_EXERCISE DIRECTIONS_:
Your task is to repeat the entries below exactly and to leave their images out.

Start of INFORMATION PROVIDED

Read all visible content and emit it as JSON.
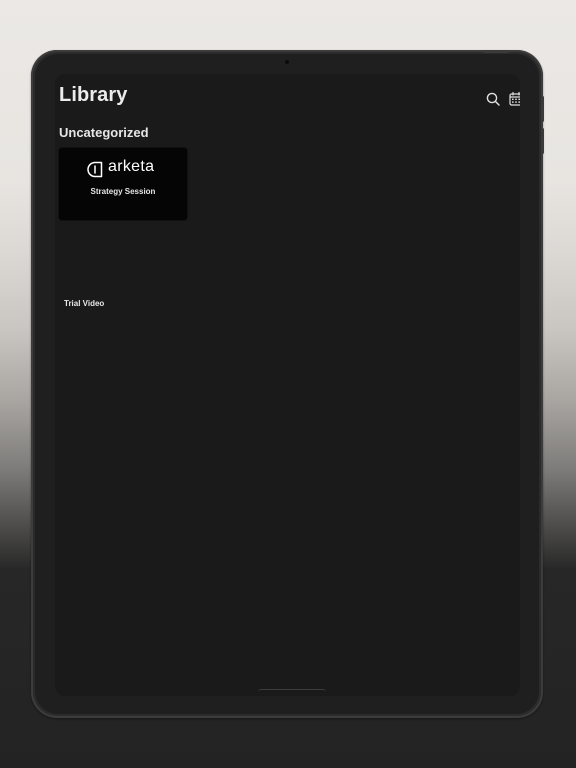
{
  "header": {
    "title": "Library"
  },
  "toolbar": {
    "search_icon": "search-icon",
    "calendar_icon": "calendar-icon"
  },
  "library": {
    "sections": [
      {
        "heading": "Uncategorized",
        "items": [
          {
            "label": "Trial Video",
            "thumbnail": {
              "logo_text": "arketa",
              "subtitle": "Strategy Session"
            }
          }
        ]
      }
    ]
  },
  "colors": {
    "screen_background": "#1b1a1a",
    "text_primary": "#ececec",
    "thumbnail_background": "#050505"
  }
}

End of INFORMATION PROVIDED

_WORKED SOLUTION_:
Read all visible content and emit it as JSON.
{
  "header": {
    "title": "Library"
  },
  "toolbar": {
    "search_icon": "search-icon",
    "calendar_icon": "calendar-icon"
  },
  "library": {
    "sections": [
      {
        "heading": "Uncategorized",
        "items": [
          {
            "label": "Trial Video",
            "thumbnail": {
              "logo_text": "arketa",
              "subtitle": "Strategy Session"
            }
          }
        ]
      }
    ]
  },
  "colors": {
    "screen_background": "#1b1a1a",
    "text_primary": "#ececec",
    "thumbnail_background": "#050505"
  }
}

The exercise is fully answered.